Practitioner's Post: Stem Cell Research for the HLHS Patient

 

If you've been following us on Facebook or Twitter, you've likely seen our posts and tweets about Dr. Timothy Nelson and the HLHS Research Program at the Mayo Clinic in Rochester, MN. The information Dr. Nelson and his researchers shared with Sisters by Heart is extremely fascinating and provides great hope (and a serious sense of urgency) for all of us affected by Hypoplastic Left Heart Syndrome. Thank you Dr. Nelson and the program's research coordinator, Julia, for sharing the latest developments in regenerative medicine for the HLHS patient.


I’m Timothy Nelson, MD, PhD, program director of the Todd and Karen Wanek Family Program for Hypoplastic Left Heart Syndrome at Mayo Clinic. The goal of our research program is to develop innovative clinical trials that offer the latest advances in cell-based therapy that could be used to treat people with HLHS.


Dr. Timothy Nelson in the lab

Upon completing the three stages of surgery, HLHS is ultimately a disease of the right ventricle that becomes too weak to be able to sustain normal cardiac function. Fortunately, surgical procedures over the last two decades have lead to dramatic improvement in the care of children with HLHS, but many questions remain unanswered.

Through our research, we hope to better understand the causes of HLHS, to develop a system for predicting right ventricle performance, and to determine whether or not the patient’s own stem cells could potentially be an effective treatment. Understanding whether stem cells are dysfunctional in patients with HLHS or whether they are normal will be very important to help determine whether the use of stem cells or regenerative medicine could be an appropriate therapeutic strategy. Who is the right person for regenerative therapies? What are the right types of stem cells? When is the right time for this potential therapy? To answer these questions, we are focusing on research studies that involve families affected by HLHS.

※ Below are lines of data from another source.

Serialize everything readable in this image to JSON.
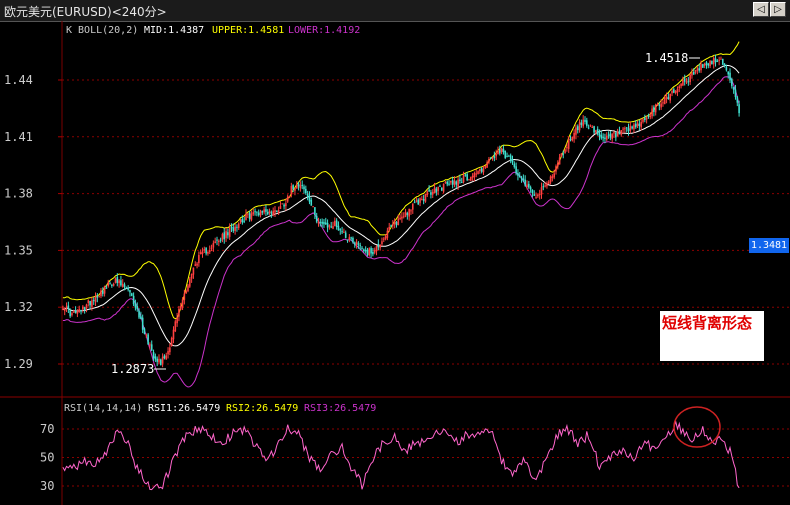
{
  "window": {
    "title": "欧元美元(EURUSD)<240分>",
    "buttons": [
      "◁",
      "▷"
    ]
  },
  "colors": {
    "background": "#000000",
    "grid": "#8b0000",
    "up_candle": "#ff4040",
    "down_candle": "#40e0d0",
    "mid": "#ffffff",
    "upper": "#ffff00",
    "lower": "#cc33cc",
    "rsi": "#ff66cc"
  },
  "main_panel": {
    "indicator_name": "K  BOLL(20,2)",
    "mid_label": "MID:1.4387",
    "upper_label": "UPPER:1.4581",
    "lower_label": "LOWER:1.4192",
    "annotations": [
      "1.4518",
      "1.2873"
    ],
    "current_price": "1.3481",
    "signal_text": "短线背离形态"
  },
  "rsi_panel": {
    "indicator_name": "RSI(14,14,14)",
    "rsi1_label": "RSI1:26.5479",
    "rsi2_label": "RSI2:26.5479",
    "rsi3_label": "RSI3:26.5479"
  },
  "chart_data": [
    {
      "type": "candlestick",
      "ylim": [
        1.275,
        1.47
      ],
      "y_ticks": [
        "1.44",
        "1.41",
        "1.38",
        "1.35",
        "1.32",
        "1.29"
      ],
      "grid": true,
      "close_path": [
        [
          0,
          1.321
        ],
        [
          5,
          1.316
        ],
        [
          10,
          1.318
        ],
        [
          16,
          1.324
        ],
        [
          22,
          1.329
        ],
        [
          28,
          1.334
        ],
        [
          35,
          1.33
        ],
        [
          40,
          1.321
        ],
        [
          45,
          1.307
        ],
        [
          50,
          1.295
        ],
        [
          54,
          1.291
        ],
        [
          58,
          1.297
        ],
        [
          63,
          1.315
        ],
        [
          68,
          1.33
        ],
        [
          74,
          1.345
        ],
        [
          80,
          1.351
        ],
        [
          86,
          1.355
        ],
        [
          92,
          1.36
        ],
        [
          98,
          1.366
        ],
        [
          104,
          1.369
        ],
        [
          110,
          1.371
        ],
        [
          116,
          1.37
        ],
        [
          122,
          1.375
        ],
        [
          127,
          1.384
        ],
        [
          131,
          1.386
        ],
        [
          135,
          1.378
        ],
        [
          140,
          1.367
        ],
        [
          145,
          1.362
        ],
        [
          150,
          1.364
        ],
        [
          156,
          1.358
        ],
        [
          162,
          1.354
        ],
        [
          168,
          1.349
        ],
        [
          172,
          1.35
        ],
        [
          177,
          1.357
        ],
        [
          182,
          1.363
        ],
        [
          188,
          1.369
        ],
        [
          194,
          1.374
        ],
        [
          200,
          1.379
        ],
        [
          206,
          1.382
        ],
        [
          212,
          1.385
        ],
        [
          218,
          1.387
        ],
        [
          224,
          1.389
        ],
        [
          230,
          1.392
        ],
        [
          236,
          1.398
        ],
        [
          242,
          1.402
        ],
        [
          247,
          1.397
        ],
        [
          252,
          1.39
        ],
        [
          257,
          1.383
        ],
        [
          262,
          1.379
        ],
        [
          267,
          1.385
        ],
        [
          272,
          1.394
        ],
        [
          277,
          1.404
        ],
        [
          282,
          1.413
        ],
        [
          288,
          1.419
        ],
        [
          292,
          1.414
        ],
        [
          297,
          1.408
        ],
        [
          302,
          1.41
        ],
        [
          308,
          1.412
        ],
        [
          314,
          1.414
        ],
        [
          320,
          1.418
        ],
        [
          326,
          1.424
        ],
        [
          332,
          1.43
        ],
        [
          337,
          1.434
        ],
        [
          342,
          1.439
        ],
        [
          347,
          1.442
        ],
        [
          352,
          1.447
        ],
        [
          356,
          1.448
        ],
        [
          360,
          1.451
        ],
        [
          364,
          1.449
        ],
        [
          368,
          1.441
        ],
        [
          371,
          1.43
        ],
        [
          373,
          1.423
        ]
      ],
      "labels": {
        "high": "1.4518",
        "low": "1.2873",
        "current": "1.3481"
      }
    },
    {
      "type": "line",
      "name": "RSI",
      "ylim": [
        20,
        80
      ],
      "y_ticks": [
        "70",
        "50",
        "30"
      ],
      "values": [
        [
          0,
          40
        ],
        [
          6,
          44
        ],
        [
          12,
          47
        ],
        [
          18,
          45
        ],
        [
          24,
          55
        ],
        [
          30,
          67
        ],
        [
          36,
          60
        ],
        [
          40,
          45
        ],
        [
          45,
          33
        ],
        [
          50,
          26
        ],
        [
          55,
          31
        ],
        [
          60,
          45
        ],
        [
          65,
          60
        ],
        [
          70,
          67
        ],
        [
          76,
          71
        ],
        [
          82,
          64
        ],
        [
          88,
          61
        ],
        [
          94,
          67
        ],
        [
          100,
          70
        ],
        [
          106,
          58
        ],
        [
          112,
          49
        ],
        [
          118,
          57
        ],
        [
          124,
          70
        ],
        [
          130,
          66
        ],
        [
          136,
          49
        ],
        [
          142,
          42
        ],
        [
          148,
          51
        ],
        [
          154,
          57
        ],
        [
          160,
          40
        ],
        [
          165,
          31
        ],
        [
          170,
          45
        ],
        [
          176,
          60
        ],
        [
          182,
          65
        ],
        [
          188,
          55
        ],
        [
          194,
          59
        ],
        [
          200,
          62
        ],
        [
          206,
          66
        ],
        [
          212,
          69
        ],
        [
          218,
          60
        ],
        [
          224,
          67
        ],
        [
          230,
          64
        ],
        [
          236,
          70
        ],
        [
          242,
          48
        ],
        [
          248,
          36
        ],
        [
          254,
          50
        ],
        [
          260,
          33
        ],
        [
          266,
          46
        ],
        [
          272,
          64
        ],
        [
          278,
          71
        ],
        [
          284,
          60
        ],
        [
          290,
          66
        ],
        [
          296,
          44
        ],
        [
          302,
          51
        ],
        [
          308,
          56
        ],
        [
          314,
          49
        ],
        [
          320,
          60
        ],
        [
          326,
          57
        ],
        [
          332,
          63
        ],
        [
          338,
          74
        ],
        [
          343,
          68
        ],
        [
          348,
          63
        ],
        [
          353,
          70
        ],
        [
          358,
          62
        ],
        [
          363,
          62
        ],
        [
          368,
          55
        ],
        [
          373,
          28
        ]
      ]
    }
  ]
}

Our program is focused on the next generation of therapies that could be used to improve the function and long-term performance of the right ventricle – one of the potential therapies being regenerative medicine through the use of stem cells. Regenerative medicine is the process of regenerating human tissues with new building blocks to heal or replace damaged or diseased tissue. This would be similar to planting a seed in order to grow a flower. Stem cell therapies aim to transplant “stem cells” into damaged hearts with the goal of growing new heart muscle.

Bioengineered stem cells start with the collection of tissue, such as discarded skin from a surgical procedure, and are then converted into stem cells that can acquire a new ability to grow into heart muscle. These stem cells – and ultimately the bioengineered heart muscle derived from these cells – originate from the patient’s own body. These cells can then be studied in the laboratory to further understand the molecular causes of HLHS, and hopefully provide a powerful tool to better customize innovative solutions for people with HLHS.

To see video regarding the bioengineering of stem cells, watch this fascinating video; the video depicts how Dr. Nelson is creating bioengineered tissue for HLHS research.

Dr. Nelson's team shared with us the video clip of the beating cardiac tissue he's created in the lab.
 

Regenerative medicine strategies and stem cell-based therapeutics have been applied to heart disease in adult patients over the last 8 years. This experience allows us to consider the possibility of applying similar technology to patients with HLHS and other congenital heart disease. Although this is not yet available, the promising vision of this regenerative approach becoming a reality requires significant scientific and preclinical research studies to be the focus of today. We are fully dependent on the participation of families affected by HLHS in order to generate the data that is required to make the new discoveries and innovations for the clinical practice of tomorrow.

Although we don't yet know that stem cells will be used in the care of patients with HLHS, this type of research will be paramount for the scientific community to be able to make an informed decision as to the safety and efficacy of such hopeful therapeutic strategies. Ultimately, we hope our research will result in the ability to delay, or prevent, the need for heart transplants in people with this congenital heart condition. More information about the ongoing research for HLHS can be found at:

http://mayoresearch.mayo.edu/mayo/research/hypoplastic-left-heart-syndrome/


If you have specific questions regarding Dr. Nelson and his team's research, feel free to contact them at: hlhs@mayo.edu